= BRIEF =
In the material below, find each line with the word "Askøy" and list it.
+ + + + +
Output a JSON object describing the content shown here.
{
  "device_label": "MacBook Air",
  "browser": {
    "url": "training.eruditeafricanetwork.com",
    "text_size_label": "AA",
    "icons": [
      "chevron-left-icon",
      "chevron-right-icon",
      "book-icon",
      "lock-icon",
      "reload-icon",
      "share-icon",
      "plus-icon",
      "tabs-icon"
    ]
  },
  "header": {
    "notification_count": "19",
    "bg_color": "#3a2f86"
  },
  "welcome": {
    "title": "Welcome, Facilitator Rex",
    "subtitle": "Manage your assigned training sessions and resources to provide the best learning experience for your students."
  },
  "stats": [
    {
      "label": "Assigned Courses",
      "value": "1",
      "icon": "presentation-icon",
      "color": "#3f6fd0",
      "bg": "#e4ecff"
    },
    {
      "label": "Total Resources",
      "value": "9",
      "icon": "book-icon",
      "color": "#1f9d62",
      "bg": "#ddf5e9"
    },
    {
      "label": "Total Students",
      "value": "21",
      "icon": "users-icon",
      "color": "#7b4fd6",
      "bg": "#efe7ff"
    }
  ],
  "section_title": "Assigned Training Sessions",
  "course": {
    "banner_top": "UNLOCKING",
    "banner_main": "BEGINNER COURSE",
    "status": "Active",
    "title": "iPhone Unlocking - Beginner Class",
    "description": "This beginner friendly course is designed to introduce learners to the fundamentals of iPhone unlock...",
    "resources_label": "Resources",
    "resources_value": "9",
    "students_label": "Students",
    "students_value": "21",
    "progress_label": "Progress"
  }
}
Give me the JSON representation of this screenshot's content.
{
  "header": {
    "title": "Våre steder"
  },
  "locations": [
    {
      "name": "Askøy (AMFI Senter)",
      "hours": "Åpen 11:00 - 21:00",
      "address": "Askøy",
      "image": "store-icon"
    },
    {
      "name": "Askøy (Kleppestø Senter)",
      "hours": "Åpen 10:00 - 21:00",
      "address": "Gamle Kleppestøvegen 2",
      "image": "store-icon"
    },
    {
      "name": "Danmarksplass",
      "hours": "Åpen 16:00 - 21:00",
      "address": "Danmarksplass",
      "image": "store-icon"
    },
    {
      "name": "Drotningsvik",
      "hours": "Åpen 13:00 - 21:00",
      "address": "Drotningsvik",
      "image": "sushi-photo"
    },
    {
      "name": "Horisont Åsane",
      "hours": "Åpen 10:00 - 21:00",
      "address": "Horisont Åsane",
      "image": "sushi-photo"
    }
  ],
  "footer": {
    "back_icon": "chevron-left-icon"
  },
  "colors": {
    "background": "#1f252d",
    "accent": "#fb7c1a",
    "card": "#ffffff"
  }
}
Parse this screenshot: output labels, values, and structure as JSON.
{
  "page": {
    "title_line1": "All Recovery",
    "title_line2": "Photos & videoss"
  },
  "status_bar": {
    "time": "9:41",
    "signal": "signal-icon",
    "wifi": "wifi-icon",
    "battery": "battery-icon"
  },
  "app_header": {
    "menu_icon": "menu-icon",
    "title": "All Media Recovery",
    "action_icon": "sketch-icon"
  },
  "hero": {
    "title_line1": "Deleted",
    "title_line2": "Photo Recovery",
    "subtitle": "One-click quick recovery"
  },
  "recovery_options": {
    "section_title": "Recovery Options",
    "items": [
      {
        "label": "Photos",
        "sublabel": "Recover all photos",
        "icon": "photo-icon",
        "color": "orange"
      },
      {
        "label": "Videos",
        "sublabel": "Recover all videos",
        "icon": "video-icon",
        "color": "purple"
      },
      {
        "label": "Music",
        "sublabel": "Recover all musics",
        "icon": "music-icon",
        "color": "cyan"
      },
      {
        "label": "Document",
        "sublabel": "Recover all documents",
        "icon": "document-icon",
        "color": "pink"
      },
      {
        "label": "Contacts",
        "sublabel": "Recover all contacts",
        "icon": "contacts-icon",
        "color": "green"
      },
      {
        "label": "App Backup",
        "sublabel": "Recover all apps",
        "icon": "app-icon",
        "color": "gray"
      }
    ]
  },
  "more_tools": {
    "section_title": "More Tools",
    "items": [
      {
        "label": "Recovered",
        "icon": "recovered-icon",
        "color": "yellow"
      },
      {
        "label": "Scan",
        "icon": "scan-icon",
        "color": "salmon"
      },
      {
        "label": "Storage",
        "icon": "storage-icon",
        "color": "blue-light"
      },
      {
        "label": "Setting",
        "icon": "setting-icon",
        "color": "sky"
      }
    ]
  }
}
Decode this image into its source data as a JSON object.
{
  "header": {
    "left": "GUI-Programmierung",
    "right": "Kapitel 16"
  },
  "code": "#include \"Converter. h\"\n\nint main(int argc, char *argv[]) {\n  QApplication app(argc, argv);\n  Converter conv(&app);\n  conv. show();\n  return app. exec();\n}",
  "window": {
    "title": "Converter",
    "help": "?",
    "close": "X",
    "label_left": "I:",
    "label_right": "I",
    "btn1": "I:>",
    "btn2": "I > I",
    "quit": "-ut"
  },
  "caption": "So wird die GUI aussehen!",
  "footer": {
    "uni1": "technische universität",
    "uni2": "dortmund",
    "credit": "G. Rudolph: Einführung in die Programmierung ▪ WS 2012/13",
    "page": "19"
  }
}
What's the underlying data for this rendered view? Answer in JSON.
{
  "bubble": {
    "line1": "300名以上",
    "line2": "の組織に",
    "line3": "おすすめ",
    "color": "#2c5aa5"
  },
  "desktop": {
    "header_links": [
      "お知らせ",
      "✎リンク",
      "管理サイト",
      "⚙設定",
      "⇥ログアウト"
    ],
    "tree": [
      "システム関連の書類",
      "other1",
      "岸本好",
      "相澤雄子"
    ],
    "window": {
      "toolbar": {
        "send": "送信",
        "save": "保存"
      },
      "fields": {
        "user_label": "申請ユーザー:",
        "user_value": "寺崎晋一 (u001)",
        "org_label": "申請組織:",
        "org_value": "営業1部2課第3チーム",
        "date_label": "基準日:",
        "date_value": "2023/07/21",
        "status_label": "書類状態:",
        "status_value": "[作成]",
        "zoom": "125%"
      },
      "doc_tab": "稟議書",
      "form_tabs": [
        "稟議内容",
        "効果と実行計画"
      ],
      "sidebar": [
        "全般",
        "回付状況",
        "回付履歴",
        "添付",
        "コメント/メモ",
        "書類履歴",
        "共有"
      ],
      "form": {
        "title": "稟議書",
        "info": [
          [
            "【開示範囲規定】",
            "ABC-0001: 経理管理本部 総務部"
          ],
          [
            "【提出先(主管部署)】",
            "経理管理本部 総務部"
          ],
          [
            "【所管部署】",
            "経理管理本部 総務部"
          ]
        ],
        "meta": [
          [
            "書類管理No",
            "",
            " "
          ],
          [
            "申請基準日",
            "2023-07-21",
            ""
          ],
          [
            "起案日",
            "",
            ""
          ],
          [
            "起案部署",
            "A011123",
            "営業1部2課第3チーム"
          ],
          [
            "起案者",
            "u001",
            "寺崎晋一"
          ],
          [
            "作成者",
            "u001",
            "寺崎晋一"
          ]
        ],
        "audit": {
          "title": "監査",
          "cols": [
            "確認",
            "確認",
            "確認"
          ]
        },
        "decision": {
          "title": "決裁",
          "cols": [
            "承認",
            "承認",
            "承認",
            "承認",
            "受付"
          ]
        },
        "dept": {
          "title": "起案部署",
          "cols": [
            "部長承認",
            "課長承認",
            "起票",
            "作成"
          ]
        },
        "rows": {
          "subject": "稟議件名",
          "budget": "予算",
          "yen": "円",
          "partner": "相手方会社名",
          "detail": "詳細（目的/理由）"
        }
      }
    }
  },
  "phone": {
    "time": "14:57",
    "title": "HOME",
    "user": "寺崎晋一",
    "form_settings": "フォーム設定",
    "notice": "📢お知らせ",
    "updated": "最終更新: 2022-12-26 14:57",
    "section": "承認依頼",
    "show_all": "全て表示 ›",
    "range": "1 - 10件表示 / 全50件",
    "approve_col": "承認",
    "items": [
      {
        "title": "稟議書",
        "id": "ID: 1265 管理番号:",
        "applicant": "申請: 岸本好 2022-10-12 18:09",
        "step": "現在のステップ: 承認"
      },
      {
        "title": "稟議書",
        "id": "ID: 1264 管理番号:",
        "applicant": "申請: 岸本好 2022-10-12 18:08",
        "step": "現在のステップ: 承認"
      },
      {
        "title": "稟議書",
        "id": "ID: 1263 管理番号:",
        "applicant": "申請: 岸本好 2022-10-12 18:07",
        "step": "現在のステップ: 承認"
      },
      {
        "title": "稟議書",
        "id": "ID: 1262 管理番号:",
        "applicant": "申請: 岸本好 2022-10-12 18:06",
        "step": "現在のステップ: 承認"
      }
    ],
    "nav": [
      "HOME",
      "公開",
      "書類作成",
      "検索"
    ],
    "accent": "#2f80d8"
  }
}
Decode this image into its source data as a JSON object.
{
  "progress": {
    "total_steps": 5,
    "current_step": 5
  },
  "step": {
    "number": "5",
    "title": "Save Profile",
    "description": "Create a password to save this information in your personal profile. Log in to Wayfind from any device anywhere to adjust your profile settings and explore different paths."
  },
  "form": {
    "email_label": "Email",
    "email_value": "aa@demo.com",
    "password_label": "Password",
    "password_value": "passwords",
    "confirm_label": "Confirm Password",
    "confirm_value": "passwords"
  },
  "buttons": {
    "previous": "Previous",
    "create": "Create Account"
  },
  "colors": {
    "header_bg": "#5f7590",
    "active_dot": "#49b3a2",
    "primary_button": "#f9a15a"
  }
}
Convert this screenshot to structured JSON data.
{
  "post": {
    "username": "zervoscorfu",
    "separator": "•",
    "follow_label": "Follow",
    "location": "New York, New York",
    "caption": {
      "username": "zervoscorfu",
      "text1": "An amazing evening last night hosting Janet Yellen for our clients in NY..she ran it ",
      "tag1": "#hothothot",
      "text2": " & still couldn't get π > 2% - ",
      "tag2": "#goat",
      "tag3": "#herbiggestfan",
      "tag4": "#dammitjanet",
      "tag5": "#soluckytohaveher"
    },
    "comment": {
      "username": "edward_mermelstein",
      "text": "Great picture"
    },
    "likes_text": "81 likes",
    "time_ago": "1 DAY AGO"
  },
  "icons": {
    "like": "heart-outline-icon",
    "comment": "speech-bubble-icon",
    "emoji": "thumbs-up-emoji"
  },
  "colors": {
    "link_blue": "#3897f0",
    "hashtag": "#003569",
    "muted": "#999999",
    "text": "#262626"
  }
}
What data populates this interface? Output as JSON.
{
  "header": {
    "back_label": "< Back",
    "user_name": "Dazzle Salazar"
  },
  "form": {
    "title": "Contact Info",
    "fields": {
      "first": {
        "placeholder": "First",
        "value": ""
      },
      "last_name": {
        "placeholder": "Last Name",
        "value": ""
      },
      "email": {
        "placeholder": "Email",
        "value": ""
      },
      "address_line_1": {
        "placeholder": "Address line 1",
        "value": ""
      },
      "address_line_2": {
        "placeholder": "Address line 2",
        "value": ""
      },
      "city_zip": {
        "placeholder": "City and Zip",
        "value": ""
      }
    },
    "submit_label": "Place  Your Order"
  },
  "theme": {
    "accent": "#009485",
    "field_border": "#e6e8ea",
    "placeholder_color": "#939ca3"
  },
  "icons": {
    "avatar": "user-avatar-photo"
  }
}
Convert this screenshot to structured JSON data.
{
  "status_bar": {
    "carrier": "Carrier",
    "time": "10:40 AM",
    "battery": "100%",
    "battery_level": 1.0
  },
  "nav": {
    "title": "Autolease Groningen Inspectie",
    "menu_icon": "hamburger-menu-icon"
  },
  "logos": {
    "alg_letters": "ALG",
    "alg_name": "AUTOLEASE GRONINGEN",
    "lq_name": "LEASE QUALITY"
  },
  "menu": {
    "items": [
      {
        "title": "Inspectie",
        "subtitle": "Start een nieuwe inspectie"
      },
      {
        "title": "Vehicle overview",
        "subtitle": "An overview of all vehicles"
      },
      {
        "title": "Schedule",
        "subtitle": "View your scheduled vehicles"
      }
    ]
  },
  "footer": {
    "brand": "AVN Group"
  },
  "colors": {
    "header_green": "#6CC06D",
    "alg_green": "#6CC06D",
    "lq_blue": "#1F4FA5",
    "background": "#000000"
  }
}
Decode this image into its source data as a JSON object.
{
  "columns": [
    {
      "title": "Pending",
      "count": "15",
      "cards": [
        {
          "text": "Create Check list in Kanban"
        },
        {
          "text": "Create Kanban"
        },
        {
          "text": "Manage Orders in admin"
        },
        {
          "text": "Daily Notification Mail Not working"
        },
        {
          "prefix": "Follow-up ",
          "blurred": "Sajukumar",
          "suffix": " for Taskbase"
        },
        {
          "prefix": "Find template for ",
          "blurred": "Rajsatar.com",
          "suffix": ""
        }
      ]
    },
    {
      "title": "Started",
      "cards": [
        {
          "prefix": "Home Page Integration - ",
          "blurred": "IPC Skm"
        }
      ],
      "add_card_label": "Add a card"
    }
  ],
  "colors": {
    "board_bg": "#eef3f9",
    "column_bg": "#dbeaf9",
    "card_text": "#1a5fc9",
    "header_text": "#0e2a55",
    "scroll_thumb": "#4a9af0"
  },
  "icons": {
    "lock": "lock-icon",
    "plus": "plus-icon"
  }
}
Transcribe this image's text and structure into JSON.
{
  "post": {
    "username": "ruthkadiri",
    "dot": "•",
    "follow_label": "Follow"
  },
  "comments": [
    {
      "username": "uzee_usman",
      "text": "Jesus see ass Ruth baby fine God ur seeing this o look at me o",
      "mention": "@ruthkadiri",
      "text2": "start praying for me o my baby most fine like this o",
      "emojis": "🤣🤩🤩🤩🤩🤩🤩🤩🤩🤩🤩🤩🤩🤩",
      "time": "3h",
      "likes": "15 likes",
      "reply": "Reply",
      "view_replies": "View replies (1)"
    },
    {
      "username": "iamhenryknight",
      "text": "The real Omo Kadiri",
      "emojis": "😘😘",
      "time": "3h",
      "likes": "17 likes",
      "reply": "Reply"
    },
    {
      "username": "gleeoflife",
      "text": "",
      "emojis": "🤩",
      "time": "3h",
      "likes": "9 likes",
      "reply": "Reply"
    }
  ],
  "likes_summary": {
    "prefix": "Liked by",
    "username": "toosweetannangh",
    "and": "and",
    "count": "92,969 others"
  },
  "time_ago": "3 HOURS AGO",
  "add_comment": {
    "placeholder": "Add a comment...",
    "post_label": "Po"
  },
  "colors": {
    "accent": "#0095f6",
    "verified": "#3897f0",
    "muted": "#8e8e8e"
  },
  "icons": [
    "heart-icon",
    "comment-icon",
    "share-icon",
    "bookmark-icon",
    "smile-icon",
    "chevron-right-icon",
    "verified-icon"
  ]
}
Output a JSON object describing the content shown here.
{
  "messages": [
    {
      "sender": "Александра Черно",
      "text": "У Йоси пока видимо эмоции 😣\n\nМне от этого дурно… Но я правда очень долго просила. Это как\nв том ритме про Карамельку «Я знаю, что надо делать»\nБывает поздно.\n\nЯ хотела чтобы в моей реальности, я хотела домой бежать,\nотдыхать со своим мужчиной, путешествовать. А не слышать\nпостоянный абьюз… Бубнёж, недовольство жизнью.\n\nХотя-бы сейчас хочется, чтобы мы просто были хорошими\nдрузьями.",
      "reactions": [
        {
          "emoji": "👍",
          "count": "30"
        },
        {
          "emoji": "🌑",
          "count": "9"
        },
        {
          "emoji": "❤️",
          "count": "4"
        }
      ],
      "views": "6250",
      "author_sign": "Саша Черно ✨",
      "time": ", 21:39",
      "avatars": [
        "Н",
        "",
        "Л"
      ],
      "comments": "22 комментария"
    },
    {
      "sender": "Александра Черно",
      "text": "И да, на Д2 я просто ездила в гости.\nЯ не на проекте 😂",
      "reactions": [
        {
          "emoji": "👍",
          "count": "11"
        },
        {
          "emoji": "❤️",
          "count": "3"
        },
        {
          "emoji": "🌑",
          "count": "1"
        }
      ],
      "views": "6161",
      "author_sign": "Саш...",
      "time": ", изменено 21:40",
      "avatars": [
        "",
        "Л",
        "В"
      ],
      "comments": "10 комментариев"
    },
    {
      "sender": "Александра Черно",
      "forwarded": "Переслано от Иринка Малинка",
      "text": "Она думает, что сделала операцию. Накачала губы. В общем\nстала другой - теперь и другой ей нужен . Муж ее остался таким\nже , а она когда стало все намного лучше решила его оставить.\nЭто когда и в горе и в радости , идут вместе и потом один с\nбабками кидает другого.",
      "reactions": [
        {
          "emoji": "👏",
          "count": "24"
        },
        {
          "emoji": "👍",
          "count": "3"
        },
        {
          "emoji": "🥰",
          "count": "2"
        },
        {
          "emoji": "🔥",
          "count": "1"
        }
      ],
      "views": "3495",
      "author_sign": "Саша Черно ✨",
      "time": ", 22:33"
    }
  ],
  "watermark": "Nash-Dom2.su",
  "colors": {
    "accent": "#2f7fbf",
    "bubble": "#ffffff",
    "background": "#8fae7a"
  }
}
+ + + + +
= EXPECTED ANSWER =
      "name": "Askøy (AMFI Senter)",
      "address": "Askøy",
      "name": "Askøy (Kleppestø Senter)",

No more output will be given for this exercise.